Global Interdependence

Trends in Global Trade

Graph of World Merchandise Exports sourced from the World Bank, used under an Open License.​

Graph of World Merchandise Imports sourced from the World Bank, used under an Open License.

 

Growth in Trade

From these graphs, we can conclude that growth in merchandise trade began to pick up during the 2000s. This was mainly evident as the world gradually removed protectionist policies after the wars, more notably the cold war. Trade was encouraged as a way to increase economic prosperity as well as develop political ties and peaceful outcomes between countries.In addition, new technologies, such as the internet, made it easier to communicate and link overseas buyers and sellers. 

 

Growth in trade has been encouraged by:

  • Trade organisations, such as the World Bank, World Trade Organisations and the OECD

  • Growth of Free Trade Agreements, such as Australia's free trade agreements with China, Japan and Korea

  • Industrialisation and specialisation of countries, such as those of Japan post war and China after the introduction of more capitalist policies

  • Multinational Corporations developing global value chains, that is when components are sourced from multiple locations in multiple countries, assembled in a centralised location

  • Advancements in technology, such as the internet

  • Advancements in transport technology, such as more efficient and reliable aeroplanes and cargo ships.

The Global Financial Crisis

It's unsurprising that global trade fell during the GFC (2007-2008). Many major economies experienced a recession, resulting in many economies slowing their production of exports and having insufficient income to maintain the level of imports.

 

Recent Downturn in World Exports and Imports (2013-2016)

World exports and imports of merchandise trade fell after 2012, as China's economy slowed again.
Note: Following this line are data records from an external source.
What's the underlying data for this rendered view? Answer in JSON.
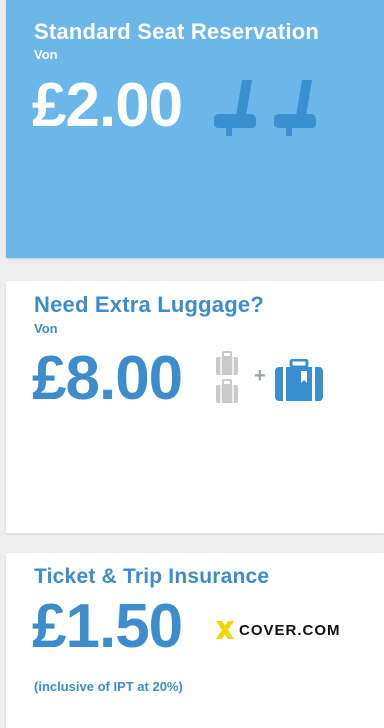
{
  "colors": {
    "seat_card_bg": "#6bb7ea",
    "accent_blue": "#3d8dcc",
    "seat_icon": "#3a8fd1",
    "luggage_small": "#c9c9c9",
    "luggage_large": "#3a8fd1",
    "cover_x": "#f5d400"
  },
  "seat_card": {
    "title": "Standard Seat Reservation",
    "from": "Von",
    "price": "£2.00",
    "icons": [
      "seat-icon",
      "seat-icon"
    ]
  },
  "luggage_card": {
    "title": "Need Extra Luggage?",
    "from": "Von",
    "price": "£8.00",
    "icons": [
      "small-luggage-icon",
      "small-luggage-icon",
      "plus-icon",
      "large-luggage-icon"
    ],
    "plus": "+"
  },
  "insurance_card": {
    "title": "Ticket & Trip Insurance",
    "price": "£1.50",
    "logo_text": "COVER.COM",
    "note": "(inclusive of IPT at 20%)"
  }
}
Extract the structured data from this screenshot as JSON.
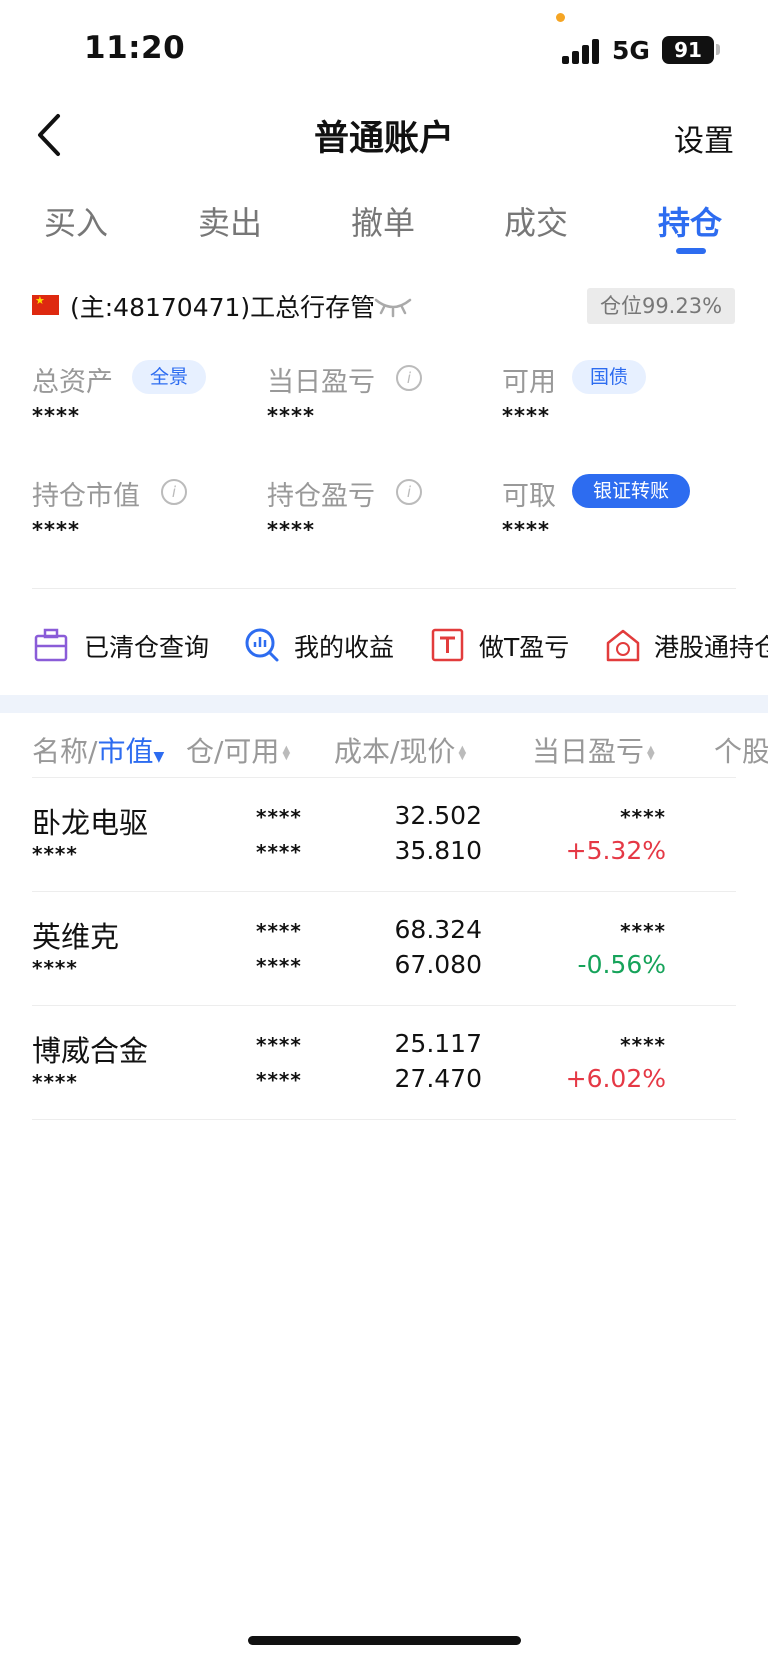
{
  "status_bar": {
    "time": "11:20",
    "network": "5G",
    "battery": "91"
  },
  "nav": {
    "title": "普通账户",
    "settings": "设置"
  },
  "tabs": [
    {
      "label": "买入"
    },
    {
      "label": "卖出"
    },
    {
      "label": "撤单"
    },
    {
      "label": "成交"
    },
    {
      "label": "持仓",
      "active": true
    }
  ],
  "account": {
    "text": "(主:48170471)工总行存管",
    "position_ratio": "仓位99.23%"
  },
  "metrics": {
    "total_assets": {
      "label": "总资产",
      "badge": "全景",
      "value": "****"
    },
    "daily_pnl": {
      "label": "当日盈亏",
      "value": "****"
    },
    "available": {
      "label": "可用",
      "badge": "国债",
      "value": "****"
    },
    "market_value": {
      "label": "持仓市值",
      "value": "****"
    },
    "position_pnl": {
      "label": "持仓盈亏",
      "value": "****"
    },
    "withdrawable": {
      "label": "可取",
      "badge": "银证转账",
      "value": "****"
    }
  },
  "info_glyph": "i",
  "shortcuts": [
    {
      "label": "已清仓查询",
      "icon": "briefcase-icon"
    },
    {
      "label": "我的收益",
      "icon": "chart-search-icon"
    },
    {
      "label": "做T盈亏",
      "icon": "t-box-icon"
    },
    {
      "label": "港股通持仓",
      "icon": "hk-house-icon"
    }
  ],
  "table": {
    "headers": {
      "name": "名称/",
      "market_value": "市值",
      "position": "仓/可用",
      "cost": "成本/现价",
      "daily": "当日盈亏",
      "stock": "个股"
    },
    "rows": [
      {
        "name": "卧龙电驱",
        "sub": "****",
        "pos": "****",
        "avail": "****",
        "cost": "32.502",
        "price": "35.810",
        "daily": "****",
        "pct": "+5.32%",
        "dir": "up"
      },
      {
        "name": "英维克",
        "sub": "****",
        "pos": "****",
        "avail": "****",
        "cost": "68.324",
        "price": "67.080",
        "daily": "****",
        "pct": "-0.56%",
        "dir": "down"
      },
      {
        "name": "博威合金",
        "sub": "****",
        "pos": "****",
        "avail": "****",
        "cost": "25.117",
        "price": "27.470",
        "daily": "****",
        "pct": "+6.02%",
        "dir": "up"
      }
    ]
  },
  "colors": {
    "accent": "#2d6cf0",
    "up": "#e53845",
    "down": "#16a35a"
  }
}
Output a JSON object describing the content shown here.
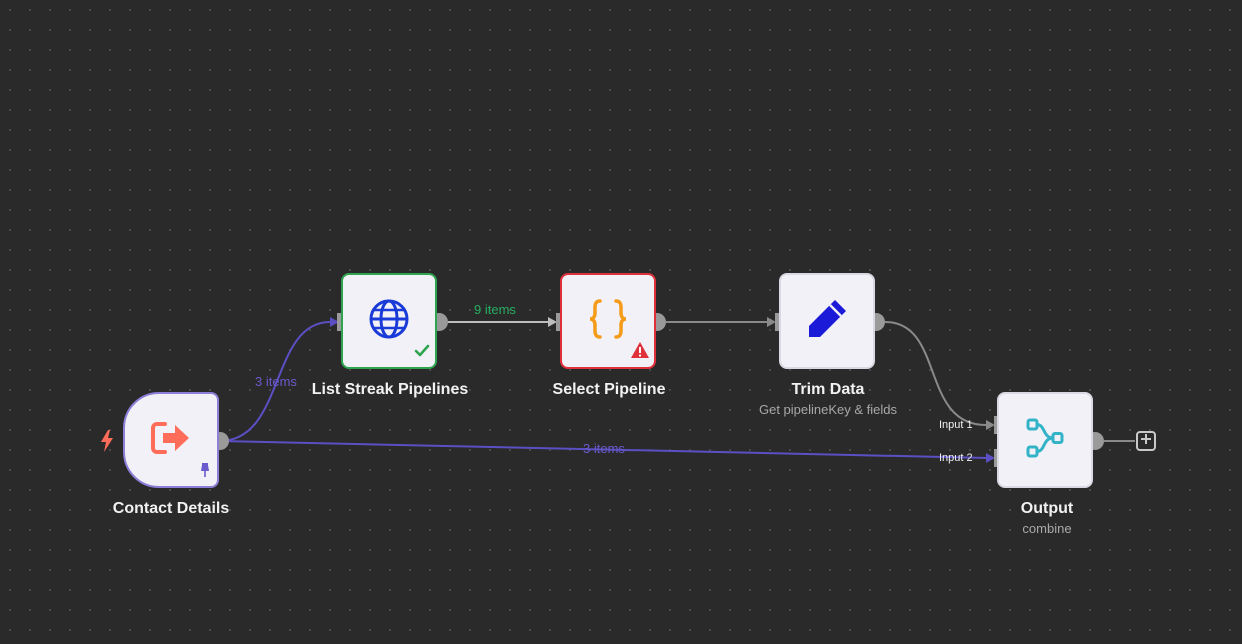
{
  "nodes": {
    "contact_details": {
      "title": "Contact Details",
      "icon": "exit-arrow-icon",
      "pinned": true
    },
    "list_streak_pipelines": {
      "title": "List Streak Pipelines",
      "icon": "globe-icon",
      "status": "success"
    },
    "select_pipeline": {
      "title": "Select Pipeline",
      "icon": "code-braces-icon",
      "status": "error"
    },
    "trim_data": {
      "title": "Trim Data",
      "subtitle": "Get pipelineKey & fields",
      "icon": "pencil-icon"
    },
    "output": {
      "title": "Output",
      "subtitle": "combine",
      "icon": "merge-icon",
      "inputs": [
        "Input 1",
        "Input 2"
      ]
    }
  },
  "edges": {
    "contact_to_list": {
      "label": "3 items",
      "color": "#6a5acd"
    },
    "list_to_select": {
      "label": "9 items",
      "color": "#27ae60"
    },
    "contact_to_output": {
      "label": "3 items",
      "color": "#6a5acd"
    }
  },
  "colors": {
    "canvas": "#2a2a2a",
    "trigger_accent": "#ff6d5a",
    "success": "#2fa44f",
    "error": "#e0303a",
    "connection": "#8a8a8a",
    "active_connection": "#5b4fc4"
  }
}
After the GFC, the government responded with massive government spending, continuing to build infrastructure. Eventually, after 2012, the government has slowed down its spending, resulting in a fall of world trade. China's downturn, created a chain effect, with other countries experiencing a downturn, once again slowing world trade.

 

 

World Trade as a Percentage of World GDP

Graph of Merchandise Trade as a % of GDP sourced from the World Bank, used under an Open License.​

From the graph above, world trade as a % of GDP, tends to follow the overall trends in merchandise trade values. Currently, merchandise trade makes up 45% of the world GDP, a growth of 125% since 1970, where trade only accumulated 20% of world GDP. This shows the overall trend in globalisation, where economies are becoming more integrated and inter-dependent upon one another. The slowdown of the GFC, which started in the US, decreased world trade by 19%, from almost 52% in 2007 to 42% of World GDP 2008. The continuing decline in major economies has evidently seen the world trade become sluggish in recent years. 

If one major economy experiences a slowdown, world trade will also decrease, likely decreasing world economic growth.

Useful Links

Email: christian.bien@atarsurvivalguide.com

ABN: 87 574 760 103

  • Facebook - Black Circle
  • YouTube - Black Circle

"ATAR" is a registered trademark of Monash University as a Trustee For The Victorian Tertiary Admission Centre .The School Curriculum and Standards Authority (SCSA) have no involvement in or responsibility for any material appearing on this site. Nor does SCSA endorse or make any warranties regarding the study resources, current and past WACE exams available on this site or sold by Christian Bien. 

Copyright © 2020 Christian Bien at the ATAR Survival Guide